The search for primes started thousands of years ago. Mathematicians since antiquity tried to find ways to look for primes. They also searched for methods to test if a number is prime or not. Others tried to find polynomials to generate primes.

**The Sieve of Eratosthenes**

One of the ancient methods of listing prime numbers is the Sieve of Eratosthenes. The Sieve consists of a finite list of numbers, where the multiples of each number are crossed out starting from 2 and increasing each time the list is exhausted.

Using computers, this algorithm can be used to generate as many primes as possible given enough time and computer memory. However, despite its reliability, there is no way that we could list all primes because it has been proved that there are infinitely prime numbers.

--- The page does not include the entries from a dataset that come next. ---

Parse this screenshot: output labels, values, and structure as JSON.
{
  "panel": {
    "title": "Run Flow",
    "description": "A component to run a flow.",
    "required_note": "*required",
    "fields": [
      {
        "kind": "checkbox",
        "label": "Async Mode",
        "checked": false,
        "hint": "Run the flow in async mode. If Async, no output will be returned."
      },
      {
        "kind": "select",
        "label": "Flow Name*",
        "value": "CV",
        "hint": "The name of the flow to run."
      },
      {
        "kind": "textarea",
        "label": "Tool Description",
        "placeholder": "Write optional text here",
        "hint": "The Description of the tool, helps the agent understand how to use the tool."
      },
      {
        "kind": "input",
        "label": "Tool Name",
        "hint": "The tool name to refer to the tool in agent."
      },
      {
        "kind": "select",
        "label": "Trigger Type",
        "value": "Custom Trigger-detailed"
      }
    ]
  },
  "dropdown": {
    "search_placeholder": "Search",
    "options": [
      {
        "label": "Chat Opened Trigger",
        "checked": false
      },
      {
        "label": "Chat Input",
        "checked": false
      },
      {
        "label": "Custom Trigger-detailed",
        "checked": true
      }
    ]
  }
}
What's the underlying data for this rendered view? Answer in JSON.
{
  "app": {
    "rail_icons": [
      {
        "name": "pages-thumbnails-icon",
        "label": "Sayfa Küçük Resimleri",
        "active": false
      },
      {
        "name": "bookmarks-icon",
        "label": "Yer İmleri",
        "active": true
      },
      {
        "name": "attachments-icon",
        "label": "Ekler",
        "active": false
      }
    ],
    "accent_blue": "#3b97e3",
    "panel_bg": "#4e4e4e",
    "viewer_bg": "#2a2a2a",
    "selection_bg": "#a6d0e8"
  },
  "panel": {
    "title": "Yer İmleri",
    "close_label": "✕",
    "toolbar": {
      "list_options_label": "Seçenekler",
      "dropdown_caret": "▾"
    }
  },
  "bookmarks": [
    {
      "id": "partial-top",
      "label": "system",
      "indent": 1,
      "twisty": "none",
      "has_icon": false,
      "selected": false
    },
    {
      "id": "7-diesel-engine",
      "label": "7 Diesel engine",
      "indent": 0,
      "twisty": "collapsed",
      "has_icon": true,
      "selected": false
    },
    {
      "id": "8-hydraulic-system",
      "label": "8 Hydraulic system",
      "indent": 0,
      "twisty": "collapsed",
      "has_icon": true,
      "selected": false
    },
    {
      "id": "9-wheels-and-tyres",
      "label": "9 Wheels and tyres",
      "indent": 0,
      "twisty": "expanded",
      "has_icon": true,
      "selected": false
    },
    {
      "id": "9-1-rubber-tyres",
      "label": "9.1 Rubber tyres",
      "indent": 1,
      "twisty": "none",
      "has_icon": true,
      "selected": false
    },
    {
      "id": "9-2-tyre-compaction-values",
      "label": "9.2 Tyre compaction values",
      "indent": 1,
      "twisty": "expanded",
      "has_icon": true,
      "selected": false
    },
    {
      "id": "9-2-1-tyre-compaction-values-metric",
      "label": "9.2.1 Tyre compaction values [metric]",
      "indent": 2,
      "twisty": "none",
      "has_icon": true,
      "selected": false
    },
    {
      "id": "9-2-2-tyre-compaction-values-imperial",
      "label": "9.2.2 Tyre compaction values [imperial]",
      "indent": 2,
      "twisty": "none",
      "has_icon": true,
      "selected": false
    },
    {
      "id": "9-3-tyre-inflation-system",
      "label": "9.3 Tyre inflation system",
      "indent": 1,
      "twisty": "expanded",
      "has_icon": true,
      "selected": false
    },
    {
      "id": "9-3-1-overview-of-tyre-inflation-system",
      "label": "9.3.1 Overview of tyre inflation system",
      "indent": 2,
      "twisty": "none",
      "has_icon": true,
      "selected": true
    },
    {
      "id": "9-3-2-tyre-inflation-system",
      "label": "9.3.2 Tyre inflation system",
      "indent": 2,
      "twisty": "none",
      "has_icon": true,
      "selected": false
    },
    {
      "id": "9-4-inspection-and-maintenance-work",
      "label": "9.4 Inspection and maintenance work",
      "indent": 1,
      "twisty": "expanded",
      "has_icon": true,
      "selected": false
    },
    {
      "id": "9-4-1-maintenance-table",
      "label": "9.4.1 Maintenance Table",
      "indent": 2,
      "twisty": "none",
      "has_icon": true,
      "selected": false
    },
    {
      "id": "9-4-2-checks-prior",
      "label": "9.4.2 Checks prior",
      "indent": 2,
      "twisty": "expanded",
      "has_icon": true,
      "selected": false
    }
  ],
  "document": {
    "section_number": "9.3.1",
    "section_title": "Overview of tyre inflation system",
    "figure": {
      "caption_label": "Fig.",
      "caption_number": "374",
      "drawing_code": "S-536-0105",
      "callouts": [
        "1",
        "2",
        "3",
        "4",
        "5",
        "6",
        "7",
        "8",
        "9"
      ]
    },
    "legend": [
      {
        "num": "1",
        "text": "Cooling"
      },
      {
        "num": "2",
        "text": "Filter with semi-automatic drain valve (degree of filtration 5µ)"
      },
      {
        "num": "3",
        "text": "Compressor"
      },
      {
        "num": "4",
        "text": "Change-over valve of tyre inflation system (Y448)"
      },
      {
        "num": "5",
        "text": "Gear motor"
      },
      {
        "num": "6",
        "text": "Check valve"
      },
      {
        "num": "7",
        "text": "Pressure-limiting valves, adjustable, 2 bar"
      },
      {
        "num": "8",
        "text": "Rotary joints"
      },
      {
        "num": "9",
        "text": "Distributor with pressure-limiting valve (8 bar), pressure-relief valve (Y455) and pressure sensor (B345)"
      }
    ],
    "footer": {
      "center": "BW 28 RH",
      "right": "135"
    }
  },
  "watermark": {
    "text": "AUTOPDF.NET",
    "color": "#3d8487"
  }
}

**Prime Generating Polynomials**

Aside from the Sieve, mathematicians searched for other ways to generate prime numbers. Pierre de Fermat, for instance, conjectured that is prime, but Euler proved that is composite. Primes of such form are now known as Fermat’s Prime.

Legendre also gave the polynomial which is prime from to but fails for and which is prime from to .

The most famous polynomial prime generator (probably) was Euler’s which is prime from to , but fails for . Another polynomial given by E.B. Escott is prime for all . There are also more polynomials that generate primes, the most complicated of which perhaps is

.

This gives prime numbers from to .

*Question:* Is there a polynomial that will generate only prime numbers?

*Answer:* There is none. It has been proved that no polynomial exists can ever produce only primes.

That is a very useful animation that demonstrates how to identify primes!

Pierre de Fermat, for instance, conjectured that [x] is prime, but Euler proved that [y] is composite.

Should those be:

x:

all 2^(2^n)+1

y:

2^32+1

Your statement that no polynomial exists which can only generate prime numbers is only partially true. There exist multivariable polynomials which generate only prime numbers when the input variables range over non-negative integers. See here for an example – http://en.wikipedia.org/wiki/Formula_for_primes#Formula_based_on_a_system_of_Diophantine_equations

Thank you. Maybe I made a mistake. I mean that no polynomial exists that can generate all prime numbers.